__WHAT NEEDS TO BE DONE__. Copy the entries exactly. Their pictures do not belong in the copy.

__RECORDED DATA__.
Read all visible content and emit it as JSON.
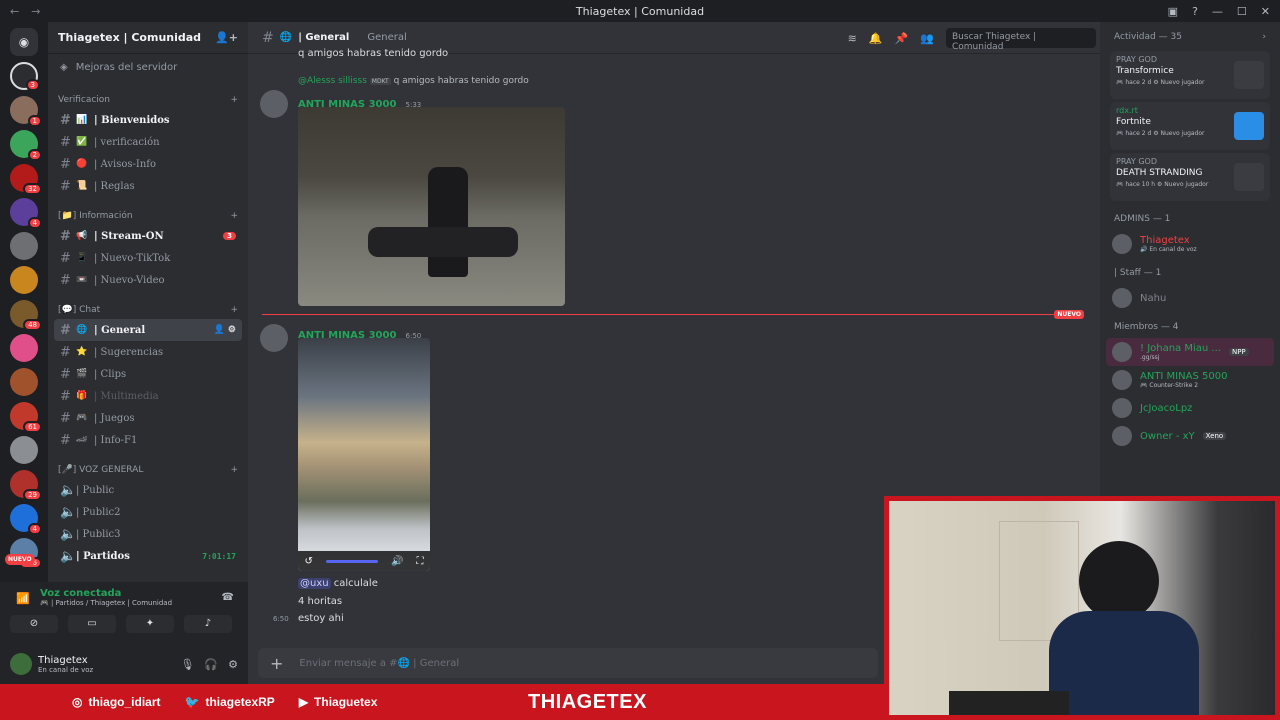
{
  "window": {
    "title": "Thiagetex | Comunidad"
  },
  "server_list": {
    "badges": [
      "3",
      "1",
      "2",
      "32",
      "4",
      "",
      "",
      "48",
      "",
      "",
      "61",
      "29",
      "4",
      "556",
      ""
    ],
    "new_label": "NUEVO"
  },
  "sidebar": {
    "guild_name": "Thiagetex | Comunidad",
    "boost_label": "Mejoras del servidor",
    "categories": {
      "verif": "Verificacion",
      "info": "[📁] Información",
      "chat": "[💬] Chat",
      "voz": "[🎤] VOZ GENERAL"
    },
    "channels": [
      {
        "emoji": "📊",
        "label": "| Bienvenidos"
      },
      {
        "emoji": "✅",
        "label": "| verificación"
      },
      {
        "emoji": "🔴",
        "label": "| Avisos-Info"
      },
      {
        "emoji": "📜",
        "label": "| Reglas"
      },
      {
        "emoji": "📢",
        "label": "| Stream-ON",
        "count": "3"
      },
      {
        "emoji": "📱",
        "label": "| Nuevo-TikTok"
      },
      {
        "emoji": "📼",
        "label": "| Nuevo-Video"
      },
      {
        "emoji": "🌐",
        "label": "| General"
      },
      {
        "emoji": "⭐",
        "label": "| Sugerencias"
      },
      {
        "emoji": "🎬",
        "label": "| Clips"
      },
      {
        "emoji": "🎁",
        "label": "| Multimedia"
      },
      {
        "emoji": "🎮",
        "label": "| Juegos"
      },
      {
        "emoji": "🏎",
        "label": "| Info-F1"
      }
    ],
    "voice": [
      {
        "label": "| Public"
      },
      {
        "label": "| Public2"
      },
      {
        "label": "| Public3"
      },
      {
        "label": "| Partidos",
        "time": "7:01:17"
      }
    ]
  },
  "voice_status": {
    "title": "Voz conectada",
    "sub": "🎮 | Partidos / Thiagetex | Comunidad"
  },
  "user": {
    "name": "Thiagetex",
    "status": "En canal de voz"
  },
  "channel_header": {
    "name": "| General",
    "topic": "General",
    "search_placeholder": "Buscar Thiagetex | Comunidad"
  },
  "messages": {
    "top_line": "q amigos habras tenido gordo",
    "reply_author": "@Alesss sillisss",
    "reply_tag": "MDKT",
    "reply_text": "q amigos habras tenido gordo",
    "msg1": {
      "author": "ANTI MINAS 3000",
      "time": "5:33"
    },
    "new_label": "NUEVO",
    "msg2": {
      "author": "ANTI MINAS 3000",
      "time": "6:50"
    },
    "lines": [
      {
        "mention": "@uxu",
        "text": " calculale"
      },
      {
        "text": "4 horitas"
      },
      {
        "time": "6:50",
        "text": "estoy ahi"
      }
    ]
  },
  "composer": {
    "placeholder": "Enviar mensaje a #🌐 | General"
  },
  "members": {
    "activity_header": "Actividad — 35",
    "activities": [
      {
        "who": "PRAY GOD",
        "game": "Transformice",
        "meta": "🎮 hace 2 d   ⚙ Nuevo jugador"
      },
      {
        "who": "rdx.rt",
        "game": "Fortnite",
        "meta": "🎮 hace 2 d   ⚙ Nuevo jugador"
      },
      {
        "who": "PRAY GOD",
        "game": "DEATH STRANDING",
        "meta": "🎮 hace 10 h   ⚙ Nuevo jugador"
      }
    ],
    "admins_header": "ADMINS — 1",
    "admins": [
      {
        "name": "Thiagetex",
        "sub": "🔊 En canal de voz"
      }
    ],
    "staff_header": "| Staff — 1",
    "staff": [
      {
        "name": "Nahu",
        "sub": ""
      }
    ],
    "members_header": "Miembros — 4",
    "list": [
      {
        "name": "! Johana Miau ...",
        "sub": ".gg/ssj",
        "tag": "NPP"
      },
      {
        "name": "ANTI MINAS 5000",
        "sub": "🎮 Counter-Strike 2"
      },
      {
        "name": "JcJoacoLpz",
        "sub": ""
      },
      {
        "name": "Owner - xY",
        "sub": "",
        "tag": "Xeno"
      }
    ]
  },
  "overlay": {
    "instagram": "thiago_idiart",
    "twitter": "thiagetexRP",
    "youtube": "Thiaguetex",
    "brand": "THIAGETEX"
  }
}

__ANSWER TO THIS EXERCISE__.
Read all visible content and emit it as JSON.
{
  "window": {
    "title": "Thiagetex | Comunidad"
  },
  "server_list": {
    "badges": [
      "3",
      "1",
      "2",
      "32",
      "4",
      "",
      "",
      "48",
      "",
      "",
      "61",
      "29",
      "4",
      "556",
      ""
    ],
    "new_label": "NUEVO"
  },
  "sidebar": {
    "guild_name": "Thiagetex | Comunidad",
    "boost_label": "Mejoras del servidor",
    "categories": {
      "verif": "Verificacion",
      "info": "[📁] Información",
      "chat": "[💬] Chat",
      "voz": "[🎤] VOZ GENERAL"
    },
    "channels": [
      {
        "emoji": "📊",
        "label": "| Bienvenidos"
      },
      {
        "emoji": "✅",
        "label": "| verificación"
      },
      {
        "emoji": "🔴",
        "label": "| Avisos-Info"
      },
      {
        "emoji": "📜",
        "label": "| Reglas"
      },
      {
        "emoji": "📢",
        "label": "| Stream-ON",
        "count": "3"
      },
      {
        "emoji": "📱",
        "label": "| Nuevo-TikTok"
      },
      {
        "emoji": "📼",
        "label": "| Nuevo-Video"
      },
      {
        "emoji": "🌐",
        "label": "| General"
      },
      {
        "emoji": "⭐",
        "label": "| Sugerencias"
      },
      {
        "emoji": "🎬",
        "label": "| Clips"
      },
      {
        "emoji": "🎁",
        "label": "| Multimedia"
      },
      {
        "emoji": "🎮",
        "label": "| Juegos"
      },
      {
        "emoji": "🏎",
        "label": "| Info-F1"
      }
    ],
    "voice": [
      {
        "label": "| Public"
      },
      {
        "label": "| Public2"
      },
      {
        "label": "| Public3"
      },
      {
        "label": "| Partidos",
        "time": "7:01:17"
      }
    ]
  },
  "voice_status": {
    "title": "Voz conectada",
    "sub": "🎮 | Partidos / Thiagetex | Comunidad"
  },
  "user": {
    "name": "Thiagetex",
    "status": "En canal de voz"
  },
  "channel_header": {
    "name": "| General",
    "topic": "General",
    "search_placeholder": "Buscar Thiagetex | Comunidad"
  },
  "messages": {
    "top_line": "q amigos habras tenido gordo",
    "reply_author": "@Alesss sillisss",
    "reply_tag": "MDKT",
    "reply_text": "q amigos habras tenido gordo",
    "msg1": {
      "author": "ANTI MINAS 3000",
      "time": "5:33"
    },
    "new_label": "NUEVO",
    "msg2": {
      "author": "ANTI MINAS 3000",
      "time": "6:50"
    },
    "lines": [
      {
        "mention": "@uxu",
        "text": " calculale"
      },
      {
        "text": "4 horitas"
      },
      {
        "time": "6:50",
        "text": "estoy ahi"
      }
    ]
  },
  "composer": {
    "placeholder": "Enviar mensaje a #🌐 | General"
  },
  "members": {
    "activity_header": "Actividad — 35",
    "activities": [
      {
        "who": "PRAY GOD",
        "game": "Transformice",
        "meta": "🎮 hace 2 d   ⚙ Nuevo jugador"
      },
      {
        "who": "rdx.rt",
        "game": "Fortnite",
        "meta": "🎮 hace 2 d   ⚙ Nuevo jugador"
      },
      {
        "who": "PRAY GOD",
        "game": "DEATH STRANDING",
        "meta": "🎮 hace 10 h   ⚙ Nuevo jugador"
      }
    ],
    "admins_header": "ADMINS — 1",
    "admins": [
      {
        "name": "Thiagetex",
        "sub": "🔊 En canal de voz"
      }
    ],
    "staff_header": "| Staff — 1",
    "staff": [
      {
        "name": "Nahu",
        "sub": ""
      }
    ],
    "members_header": "Miembros — 4",
    "list": [
      {
        "name": "! Johana Miau ...",
        "sub": ".gg/ssj",
        "tag": "NPP"
      },
      {
        "name": "ANTI MINAS 5000",
        "sub": "🎮 Counter-Strike 2"
      },
      {
        "name": "JcJoacoLpz",
        "sub": ""
      },
      {
        "name": "Owner - xY",
        "sub": "",
        "tag": "Xeno"
      }
    ]
  },
  "overlay": {
    "instagram": "thiago_idiart",
    "twitter": "thiagetexRP",
    "youtube": "Thiaguetex",
    "brand": "THIAGETEX"
  }
}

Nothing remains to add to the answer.